farmers, diversity, agriculture
Farmers reap surprising benefits from having areas that are biodiverse with many plant and animal species nearby, according to new research. Wikimedia Commons

Big data from small farms

The researchers used data from 7,556 households in 304 villages in Asia, Africa and Latin America, where farmers derive their incomes from traditional agriculture as well as forest products like lumber and firewood.

Noack and his research team looked for a connection between the level of natural biodiversity  in this case, the number of plant species in the area  and how strongly drought affected the incomes of local farmers.

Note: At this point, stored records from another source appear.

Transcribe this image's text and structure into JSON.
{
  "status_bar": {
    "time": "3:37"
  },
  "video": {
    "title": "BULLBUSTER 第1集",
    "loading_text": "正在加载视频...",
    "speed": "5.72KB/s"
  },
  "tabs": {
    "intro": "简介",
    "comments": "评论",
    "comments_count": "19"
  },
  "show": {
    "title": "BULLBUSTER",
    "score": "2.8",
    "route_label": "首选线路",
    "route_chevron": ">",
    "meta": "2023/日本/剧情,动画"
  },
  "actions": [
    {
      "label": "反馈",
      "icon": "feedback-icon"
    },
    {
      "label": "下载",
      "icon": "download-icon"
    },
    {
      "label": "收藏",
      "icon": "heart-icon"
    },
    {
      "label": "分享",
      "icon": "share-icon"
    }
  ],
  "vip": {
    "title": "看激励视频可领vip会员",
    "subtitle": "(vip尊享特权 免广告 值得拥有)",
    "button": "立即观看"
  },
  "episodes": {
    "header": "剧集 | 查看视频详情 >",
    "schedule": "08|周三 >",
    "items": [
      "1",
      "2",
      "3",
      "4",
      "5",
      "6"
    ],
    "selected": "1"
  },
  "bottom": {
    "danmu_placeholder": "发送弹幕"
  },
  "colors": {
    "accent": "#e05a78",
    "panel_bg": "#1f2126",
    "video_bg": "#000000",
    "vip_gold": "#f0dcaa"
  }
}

The researchers had expected that greater local biodiversity would benefit farmers, and it did. Farmers in areas with half the biodiversity lost twice as much income when droughts hit during the growing season.

Noack said that initially they thought the effect was just correlated with crop diversity. “Maybe you plant more different crops in areas with higher natural biodiversity because maybe there are just more crops available in those areas and that’s actually what’s driving the effect.”

But that’s not what they found. Even when they accounted for the effect of greater crop diversity, the farmers’ incomes seemed to be stabilized just by being close to diverse natural areas that can host many types of pollinators.

farmers, agriculture, diverse
“If you plant the same sort of crops next to a natural area that is very high in biodiversity versus one that’s very low in biodiversity, [the positive effect] spills over into the agricultural products,” said Frederik Noack. Pixabay
Having access to forests was also an income stabilizer. Because forests are the result of many years of growth rather than just a single season, income from forest products is less susceptible to drought and can offset agricultural losses, the researchers found.

ALSO READ: Government to Launch Solar Scheme for Farmers to Ensure Rs. 1 Lakh Income

Encouraging conservation

Bruno Basso, an ecosystems scientist at Michigan State University who was not involved in the research, commented in an email that the researchers had been able to show that “biodiversity and forest conservation play a critical role in adapting and mitigating the negative effects of increased climate variability.” Noack hopes that this study can become part of the larger debate about conservation of natural areas.

“Should we just have protected area far away in areas that we don’t use or shall we try to integrate that into normal land use?” said Noack. “This study actually says maybe we should at least have some level of biodiversity conservation in the agricultural landscape because of this positive spillover.” Basso agreed. “New global and local policy should specifically target conserving and enhancing biodiversity,” he said. (VOA)